The future mutants are wicked cool, and basically just there to show how the monsters work, including Storm.
What’s right with it?
Well, The Last Stand was in dire need of retconning, and I think I’ve finally worked out what was wrong with it (besides all the really obvious stuff in my review of that film.) The first two X-Men films heavily featured Wolverine, but when push came to shove, they were telling Rogue’s story. The Last Stand forgot that, was mostly about Wolverine and had Rogue’s tale end in a cul-de-sac when she goes to get rid of her powers then disappears for most of the last half hour of the movie. In a similar way, despite the prominence of the McAvoy and Fassbender versions of Xavier and Magneto, the ‘second trilogy’ (viewing Origins: Wolverine, The Wolverine and Deadpool as their own deals,) is Mystique’s story, and the more interesting for it.
For a wibbly wobbly, timey-wimey story, the pacing and plot of the film are tight.
The effects are amazing, and the film manages to capture the epic scale of Xavier and Magento’s powers wonderfully.
In a cheeky nod to The Last Stand, Magneto carries a stadium to drop as a cordon around the White House, and it works, not least because there is a purpose to it beyond mere spectacle.

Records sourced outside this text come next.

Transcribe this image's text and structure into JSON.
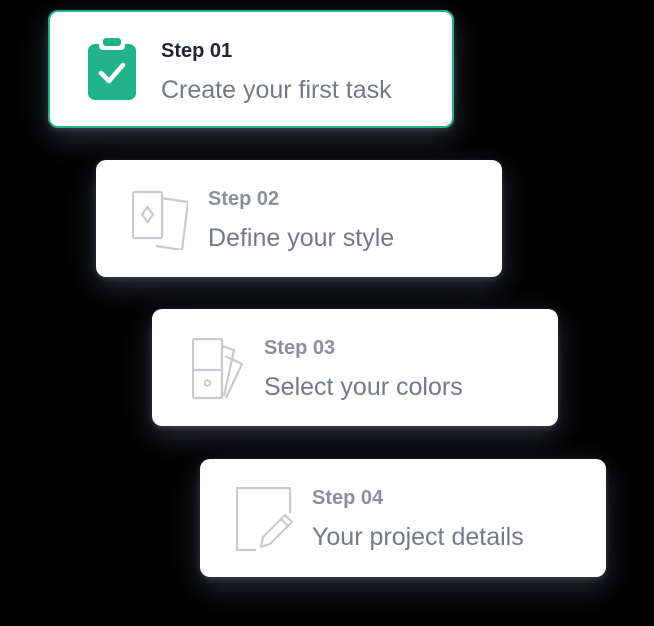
{
  "accent_color": "#22b388",
  "steps": [
    {
      "label": "Step 01",
      "title": "Create your first task",
      "icon": "clipboard-check-icon",
      "active": true
    },
    {
      "label": "Step 02",
      "title": "Define your style",
      "icon": "style-cards-icon",
      "active": false
    },
    {
      "label": "Step 03",
      "title": "Select your colors",
      "icon": "color-swatches-icon",
      "active": false
    },
    {
      "label": "Step 04",
      "title": "Your project details",
      "icon": "document-edit-icon",
      "active": false
    }
  ]
}
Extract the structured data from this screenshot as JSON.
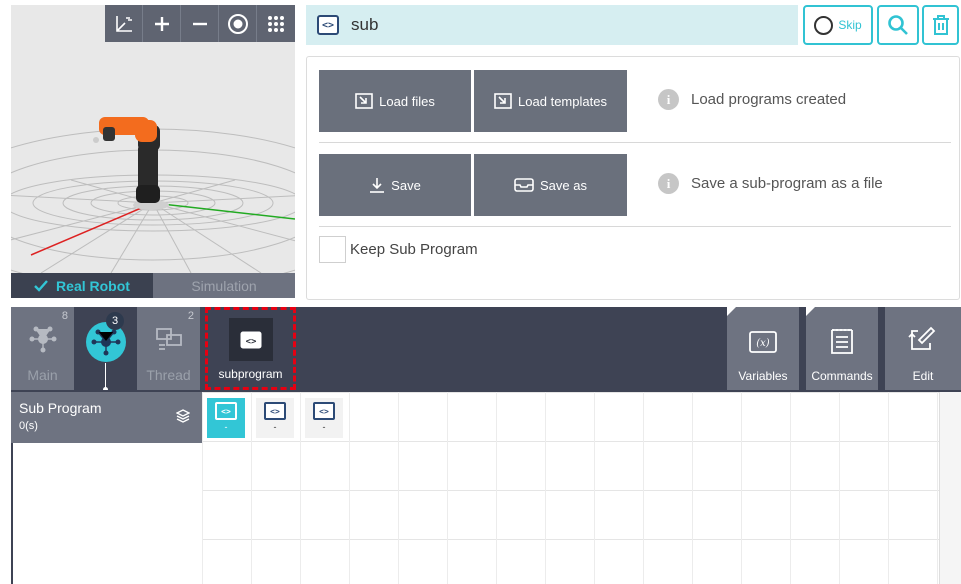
{
  "viewport": {
    "toolbar": [
      {
        "name": "axes-view-icon"
      },
      {
        "name": "zoom-in-icon"
      },
      {
        "name": "zoom-out-icon"
      },
      {
        "name": "eye-icon"
      },
      {
        "name": "grid-menu-icon"
      }
    ],
    "tabs": {
      "real_robot": "Real Robot",
      "simulation": "Simulation"
    }
  },
  "header": {
    "title": "sub",
    "skip_label": "Skip"
  },
  "panel": {
    "load_files": "Load files",
    "load_templates": "Load templates",
    "load_info": "Load programs created",
    "save": "Save",
    "save_as": "Save as",
    "save_info": "Save a sub-program as a file",
    "keep_label": "Keep Sub Program",
    "keep_checked": false
  },
  "modes": [
    {
      "label": "Main",
      "count": "8"
    },
    {
      "label": "",
      "count": "3"
    },
    {
      "label": "Thread",
      "count": "2"
    }
  ],
  "subprogram_tile": {
    "label": "subprogram"
  },
  "right_buttons": {
    "variables": "Variables",
    "commands": "Commands",
    "edit": "Edit"
  },
  "sub_program": {
    "title": "Sub Program",
    "time": "0(s)"
  },
  "timeline_cells": [
    {
      "caption": "-"
    },
    {
      "caption": "-"
    },
    {
      "caption": "-"
    }
  ],
  "colors": {
    "accent": "#32c6d6",
    "dark": "#3e4354",
    "button": "#6a707c",
    "highlight_border": "#e60012"
  }
}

The future X-Men are really quite cool.
How bad is it really?
Days of Future Past is one of the cornerstones of modern superhero cinema, and manages the difficult job of bridging two significantly different continuities without leaving the viewer thinking ‘but how does McAvoy turn into a CGI-smoothed Stewart by 1979 at the latest and then be McAvoy again in 1983?’ It’s full of great performances, McAvoy and Fassbender holding their own against geek gods Stewart and McKellan, great action and some pretty good character moments, especially for Mystique.
Best bit (if such there is)?
The ‘Time in a Bottle’ scene rapidly and deservedly achieved classic status, as Peter ‘not Quicksilver’ Maximoff unhurriedly takes out a room full of guards before Magneto and Wolverine can kill anyone, or be killed.
What’s up with…?
- Poor Havok? He gets a moment here, then dies quickly in the next one.
- Magneto insisting they need him to stop Mystique? How did he ever imagine that young Magneto would want her to not kill Trask?
Production values – Days of Future Past combines a lovingly recreated past with top-notch effects and good film-making. 4
Dialogue and performances – The script is bubbly and fun, with poignant moments, and the performers play both with energy. Peter Dinklage gets a stand out moment, playing Mystique-disguised-as-Trask, with a tear rolling down his cheek after reading the autopsy reports of murdered mutants. 4
Plot and execution – This is a complicated plot, but sharply defined. Some people rave about the Rogue cut, but I can’t see how the additional subplot would add to what is a very slickly composed story. 5
Randomness – There are a few odd moments born of the mixed pedigree of the film, but all in all it holds in a remarkably busy plot with aplomb. 6
Waste of potential – Given what it was trying to do, this could have been a complete train wreck of a movie, but it wasn’t. 4